Although the key focus of my research is landslides, I also spend some of my time working with mining companies. Thus, the Pike River accident in New Zealand is of interest. The blast today appears to have left at least 27 miners trapped underground; at the time of writing there has been no contact with the missing workers, although rescue operations are clearly underway. All modern mines have fully trained mine rescue teams that lead the way in such events. They regularly liaise with the emergency services, and a contingency plan will be in place. Note however that entering a coal mine after an explosion can be very dangerous, with risks including toxic fumes, dust, collapses, and further explosions. For this reason the team may not enter the mine for some time to come.

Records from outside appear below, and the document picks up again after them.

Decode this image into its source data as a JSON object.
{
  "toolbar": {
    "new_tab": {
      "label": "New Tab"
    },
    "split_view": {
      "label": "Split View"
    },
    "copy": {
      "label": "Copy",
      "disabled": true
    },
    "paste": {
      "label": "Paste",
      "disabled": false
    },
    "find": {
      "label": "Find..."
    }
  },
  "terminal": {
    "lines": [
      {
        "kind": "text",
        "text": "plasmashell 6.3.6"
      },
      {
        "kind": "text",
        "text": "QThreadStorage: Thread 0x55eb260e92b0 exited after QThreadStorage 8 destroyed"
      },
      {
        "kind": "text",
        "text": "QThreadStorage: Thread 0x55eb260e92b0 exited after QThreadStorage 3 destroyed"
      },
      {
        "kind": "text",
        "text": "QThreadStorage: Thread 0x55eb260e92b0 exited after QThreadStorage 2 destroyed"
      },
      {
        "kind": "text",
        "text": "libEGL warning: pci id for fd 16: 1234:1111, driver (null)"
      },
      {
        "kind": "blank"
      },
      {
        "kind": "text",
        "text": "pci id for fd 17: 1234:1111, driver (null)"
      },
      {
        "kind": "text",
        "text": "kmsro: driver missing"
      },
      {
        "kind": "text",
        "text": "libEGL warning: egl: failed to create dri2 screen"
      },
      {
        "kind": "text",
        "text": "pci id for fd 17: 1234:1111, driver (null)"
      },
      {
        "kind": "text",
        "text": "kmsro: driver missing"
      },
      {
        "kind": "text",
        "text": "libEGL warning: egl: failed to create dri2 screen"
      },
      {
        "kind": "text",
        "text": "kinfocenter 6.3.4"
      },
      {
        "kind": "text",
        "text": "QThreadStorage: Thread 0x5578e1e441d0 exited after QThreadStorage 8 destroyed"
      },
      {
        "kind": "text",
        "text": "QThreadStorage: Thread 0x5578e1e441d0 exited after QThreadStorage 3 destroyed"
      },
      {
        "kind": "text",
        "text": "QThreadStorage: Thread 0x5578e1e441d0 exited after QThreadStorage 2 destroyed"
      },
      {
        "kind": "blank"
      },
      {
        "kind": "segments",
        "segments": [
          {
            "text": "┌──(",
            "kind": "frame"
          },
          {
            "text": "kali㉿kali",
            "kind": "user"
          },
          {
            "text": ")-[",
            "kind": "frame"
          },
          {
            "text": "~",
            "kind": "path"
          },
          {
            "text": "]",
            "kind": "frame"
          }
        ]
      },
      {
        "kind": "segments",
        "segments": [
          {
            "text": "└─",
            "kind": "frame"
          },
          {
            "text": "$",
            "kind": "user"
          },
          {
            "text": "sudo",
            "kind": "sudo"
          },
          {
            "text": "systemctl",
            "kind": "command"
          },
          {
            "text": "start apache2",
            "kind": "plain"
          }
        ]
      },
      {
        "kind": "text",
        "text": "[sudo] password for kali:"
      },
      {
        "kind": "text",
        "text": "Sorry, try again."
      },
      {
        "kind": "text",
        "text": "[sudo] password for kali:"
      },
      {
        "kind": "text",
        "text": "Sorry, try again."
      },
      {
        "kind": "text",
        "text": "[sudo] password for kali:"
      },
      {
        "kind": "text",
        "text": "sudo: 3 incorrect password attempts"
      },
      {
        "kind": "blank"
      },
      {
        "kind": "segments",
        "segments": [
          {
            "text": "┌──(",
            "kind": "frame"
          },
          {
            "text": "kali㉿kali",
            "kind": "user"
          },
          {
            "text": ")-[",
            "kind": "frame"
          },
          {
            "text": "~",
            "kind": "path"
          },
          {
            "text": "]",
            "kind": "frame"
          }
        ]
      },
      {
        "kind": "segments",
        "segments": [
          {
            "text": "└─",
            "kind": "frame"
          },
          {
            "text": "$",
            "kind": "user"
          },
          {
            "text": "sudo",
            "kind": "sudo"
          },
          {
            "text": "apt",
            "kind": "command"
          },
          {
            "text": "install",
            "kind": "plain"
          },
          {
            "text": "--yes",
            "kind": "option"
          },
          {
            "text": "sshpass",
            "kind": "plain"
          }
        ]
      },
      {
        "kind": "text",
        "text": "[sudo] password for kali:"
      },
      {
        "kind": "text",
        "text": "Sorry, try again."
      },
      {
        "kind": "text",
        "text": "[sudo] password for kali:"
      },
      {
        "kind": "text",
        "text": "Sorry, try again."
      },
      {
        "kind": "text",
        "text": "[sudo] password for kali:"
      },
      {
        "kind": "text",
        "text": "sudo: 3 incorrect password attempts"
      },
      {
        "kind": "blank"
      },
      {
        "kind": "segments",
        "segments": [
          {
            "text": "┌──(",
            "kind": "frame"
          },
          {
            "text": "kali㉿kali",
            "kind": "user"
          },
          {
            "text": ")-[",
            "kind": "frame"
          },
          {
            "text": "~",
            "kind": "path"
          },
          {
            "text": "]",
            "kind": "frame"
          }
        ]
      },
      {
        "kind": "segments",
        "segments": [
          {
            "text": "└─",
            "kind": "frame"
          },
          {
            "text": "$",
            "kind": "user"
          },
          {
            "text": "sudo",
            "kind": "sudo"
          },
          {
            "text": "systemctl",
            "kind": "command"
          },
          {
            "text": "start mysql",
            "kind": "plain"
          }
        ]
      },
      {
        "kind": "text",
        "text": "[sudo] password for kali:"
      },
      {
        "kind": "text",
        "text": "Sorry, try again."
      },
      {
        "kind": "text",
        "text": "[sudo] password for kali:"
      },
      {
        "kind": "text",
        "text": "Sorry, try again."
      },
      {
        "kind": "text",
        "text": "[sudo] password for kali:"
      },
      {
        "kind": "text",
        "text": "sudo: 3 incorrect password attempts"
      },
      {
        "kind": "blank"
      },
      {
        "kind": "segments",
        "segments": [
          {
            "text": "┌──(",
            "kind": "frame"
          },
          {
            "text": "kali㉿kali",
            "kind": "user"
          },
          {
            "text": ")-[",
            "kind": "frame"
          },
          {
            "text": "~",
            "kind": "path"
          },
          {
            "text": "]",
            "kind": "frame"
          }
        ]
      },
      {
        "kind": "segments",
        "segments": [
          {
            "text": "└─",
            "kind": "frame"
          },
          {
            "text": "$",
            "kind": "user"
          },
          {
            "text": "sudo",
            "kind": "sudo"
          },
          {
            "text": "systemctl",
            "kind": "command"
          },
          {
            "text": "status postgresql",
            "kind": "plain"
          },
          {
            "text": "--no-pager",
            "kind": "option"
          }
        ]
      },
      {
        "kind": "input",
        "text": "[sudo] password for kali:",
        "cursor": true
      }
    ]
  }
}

The mine itself is comparatively new, extracting premium hard coking coal, used primarily for metal smelting. The planned annual production level is one million tonnes, mostly for export, although current production is less than half of this. The first shipment was made early this year. The good news about such a new mine is that, unlike the San Jose mine in Chile, it will have been constructed with two exit routes for the miners (see below).
The cross section of the mine plan is provided in an overview document, which is available here (caution – pdf). The entrance adit is off to the right of the image.
As the cross section above shows, one aspect of this mine that is important is that the primary access roadway is via an inclined drift (roadway) rather than the conventional vertcal shaft that most people associate with coal mines. This inclined roadway is large – 5.5 metres wide and 4 metres high – see image above (source – caution pdf).
A key part of the rescue may be the presence of a large vertical ventilation shaft from the mine workings to the hilltop, shown to the left – source). This shaft, which appears to have a cross section of 4 square metres, may provide an additional access route for the rescue teams. However, above ground access to the shaft is by helicopter only, so the logistics will be challenging. This shaft has been subject to rockfalls in the past, and indeed a substantial section had to be rebuilt in 2009, but hopefully it will provide a key potential rescue route.
There is a very interesting pdf article about the development of the mine online here (caution – it is a pdf). This article was written by Gordon Ward, the Chief Executive Officer of the mine. This article includes the image below, which shows the nature of the mining operations. At the time that this article was written the tunnel had yet to intercept the dipping coal seam (the remaining tunnel length then to be produced is marked “remaining section to tunnel”). The tunnel was intended to intercept the tunnel at the location of the Hawera Fault.
The rescue operation will probably be very challenging, so do not expect rapid information to emerge from the onsite teams, despite the undoubtedly frenzied media interest. I will try to keep this updated over the weekend as news emerges.
This is of interest too – written by then GM Peter Whittall in 2006 http://ro.uow.edu.au/cgi/viewcontent.cgi?article=1042&context=coal